Senate Majority Leader Mitch McConnell greets darkness, his old friend. Photo: AP

Having powered through the “futile bargaining” phase of the Donald Trump grieving process, the Senate’s bereaved Republicans are now processing the 2016 election as full-on depression, according to reports released Tuesday.

“You’d think that he would have pivoted by now,” Arizona Senator Jeff Flake told Bloomberg for an article titled “Republican Senators Lose Hope That Donald Trump Will Change.” “Not just the tone and the tenor, but some of his positions need to change. But I’m not hopeful right now.”

In “Hill Republicans despondent over Trump,” Politico offered an even grimmer assessment, finding that “a palpable mix of despair and resignation has permeated the Senate Republican Conference”:

Trump’s insinuation that Obama may be sympathetic to Islamic State terrorists was the final straw for Senate Majority Leader Mitch McConnell (R-Ky.).

“I’m not going to be commenting on the presidential candidates today,” the Kentucky Republican said Tuesday, in an abrupt reversal after several weeks of weighing in on Trump’s performance, particularly the ways he believed the candidate needed to improve.

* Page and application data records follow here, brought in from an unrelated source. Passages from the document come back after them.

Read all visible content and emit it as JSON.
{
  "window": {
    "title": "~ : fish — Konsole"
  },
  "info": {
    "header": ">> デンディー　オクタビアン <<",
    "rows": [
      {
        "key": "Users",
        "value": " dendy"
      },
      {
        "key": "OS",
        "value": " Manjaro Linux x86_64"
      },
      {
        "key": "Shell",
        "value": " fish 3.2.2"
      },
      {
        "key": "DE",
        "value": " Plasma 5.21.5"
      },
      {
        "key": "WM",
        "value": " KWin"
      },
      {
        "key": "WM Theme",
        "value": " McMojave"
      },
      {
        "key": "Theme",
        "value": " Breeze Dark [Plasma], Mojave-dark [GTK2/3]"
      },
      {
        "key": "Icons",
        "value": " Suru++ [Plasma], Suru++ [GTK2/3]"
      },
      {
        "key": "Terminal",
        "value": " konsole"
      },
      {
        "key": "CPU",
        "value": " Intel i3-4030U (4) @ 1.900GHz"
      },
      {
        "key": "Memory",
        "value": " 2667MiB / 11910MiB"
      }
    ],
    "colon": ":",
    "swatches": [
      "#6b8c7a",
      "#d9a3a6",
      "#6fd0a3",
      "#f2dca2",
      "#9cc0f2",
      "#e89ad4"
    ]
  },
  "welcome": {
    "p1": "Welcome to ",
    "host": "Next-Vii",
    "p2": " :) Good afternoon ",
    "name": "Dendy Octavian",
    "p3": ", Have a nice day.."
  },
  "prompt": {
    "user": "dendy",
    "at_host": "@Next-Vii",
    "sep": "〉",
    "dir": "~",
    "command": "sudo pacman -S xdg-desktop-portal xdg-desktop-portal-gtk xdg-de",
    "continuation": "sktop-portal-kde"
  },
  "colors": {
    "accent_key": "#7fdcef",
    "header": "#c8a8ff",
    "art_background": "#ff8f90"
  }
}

McConnell’s No. 2, Majority Whip John Cornyn (R-Texas), declared he was done talking about Trump until after the election — nearly five months away.

But while many melancholy Republicans have chosen to give reporters the silent treatment when asked about Trump, South Carolina Senator Tim Scott employed an even more ingenious coping strategy on Tuesday: straight-up running away.

According to NBC News, Scott “paused a moment” when asked to comment on Trump’s reaction to the Orlando shooting, before responding, “You know…hmm.”

“Then,” reports the news network, “without another word, he walked onto the Senate floor.”